A: I’ve always been a technology and product-oriented person. I love the technology. I always evaluate ours and our competitors’ — that’s what I do in my free time. For example, if you were to look in my son’s 12-foot RIB you’d see three GPS units mounted across the dash. I use the RIB as a testing platform to compare our product with two of our biggest competitors. So it has a Raymarine DragonFly, a Navico unit and a Garmin unit on it. I also get feedback from my kids on the products — a 13-year-old comes back with different observations than a 53-year-old.
Q: How did you get into boating?
A: When I was about 12 or 13, at Lake Winnipesaukee there was a fellow working on a boat at the dock. I loved to work on engines, and I was bored, so I went over and struck up a conversation, and he let me help him out. He was doing some basic servicing of the boat, like changing the oil, plugs and so on. He took a liking to me, and at one point he said, “Are you interested in a boat motor?” I said, sure, where is it? He pointed out over the water. His grandson had lost it — it had fallen off the boat and was sitting on the bottom of the lake.It was a 7.5-hp Sears-built Ted Williams 2-stroke. I cleaned it up and got the corrosion out of it, put rings and bearings in it, and rebuilt the carburetor. That was my first boating experience.
Q: What are the boats you have owned?
A: The 7.5 engine was on a 12-foot Ted Williams Game Fisherman skiff. Then I had a 1970 16-foot MFG with a 40-hp Johnson twin on it when I was in high school. I ended up putting a car interior in it. That was the drill. I bought something broken and fixed it and rebuilt it.
I owned two Checkmates — 16-foot and 22-foot — in my daring go-fast years. Ever since then I have been a Cobalt guy. This summer I sold my 25-foot Cobalt and bought another Cobalt — an A-28. In the Cobalt, I had them deliver a blank dash, and I mounted the gauges and a new Raymarine a78. I have to say it is a beautiful installation.
Q: You have one other boat — your prized possession.
A: A31-foot Hacker-Craft, a mahogany boat. And, of course, it has a big Raymarine e9 display, plus a flip-down panel I customized for the dashboard. I can flip it up out of the way and make the boat look like 1929, or I can flip it down and it has the Raymarine display in it. I also converted the 1920 chrome spotlight.
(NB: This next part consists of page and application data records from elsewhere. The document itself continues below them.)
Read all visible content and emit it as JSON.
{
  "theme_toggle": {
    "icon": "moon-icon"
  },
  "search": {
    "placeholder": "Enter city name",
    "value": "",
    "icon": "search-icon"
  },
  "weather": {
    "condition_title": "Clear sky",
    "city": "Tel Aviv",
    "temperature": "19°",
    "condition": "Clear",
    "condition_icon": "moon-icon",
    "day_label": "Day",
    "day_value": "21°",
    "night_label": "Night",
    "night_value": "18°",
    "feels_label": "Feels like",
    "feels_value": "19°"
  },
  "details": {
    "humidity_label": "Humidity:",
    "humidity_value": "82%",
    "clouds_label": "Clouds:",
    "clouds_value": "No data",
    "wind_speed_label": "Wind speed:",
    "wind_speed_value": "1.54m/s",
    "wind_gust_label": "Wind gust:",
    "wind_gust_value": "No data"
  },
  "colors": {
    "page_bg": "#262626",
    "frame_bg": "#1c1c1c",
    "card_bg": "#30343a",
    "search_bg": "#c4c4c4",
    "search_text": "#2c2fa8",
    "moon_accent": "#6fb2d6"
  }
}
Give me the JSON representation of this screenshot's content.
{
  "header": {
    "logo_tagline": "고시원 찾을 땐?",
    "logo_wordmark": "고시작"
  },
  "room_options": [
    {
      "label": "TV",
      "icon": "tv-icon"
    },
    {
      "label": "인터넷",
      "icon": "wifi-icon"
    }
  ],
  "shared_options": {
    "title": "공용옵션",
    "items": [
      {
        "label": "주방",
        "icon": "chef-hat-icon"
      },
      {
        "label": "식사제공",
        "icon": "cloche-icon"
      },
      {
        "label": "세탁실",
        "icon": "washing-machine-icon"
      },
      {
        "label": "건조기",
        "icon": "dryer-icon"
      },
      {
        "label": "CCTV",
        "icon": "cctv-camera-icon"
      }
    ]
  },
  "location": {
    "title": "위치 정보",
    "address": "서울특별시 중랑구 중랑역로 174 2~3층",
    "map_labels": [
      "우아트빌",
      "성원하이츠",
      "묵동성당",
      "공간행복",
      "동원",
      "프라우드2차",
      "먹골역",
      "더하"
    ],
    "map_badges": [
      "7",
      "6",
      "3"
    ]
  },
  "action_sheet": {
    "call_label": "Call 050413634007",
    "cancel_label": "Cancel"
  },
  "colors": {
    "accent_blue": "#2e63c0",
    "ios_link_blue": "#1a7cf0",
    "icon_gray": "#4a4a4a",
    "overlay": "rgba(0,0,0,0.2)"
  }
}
I pulled the guts out and put a thermal imager in it. It still looks vintage, though. The Hacker is a 2008; it is a 1929 sport hull with slanted transom and single Crusader 8.1 HO engine.
February 2014 issue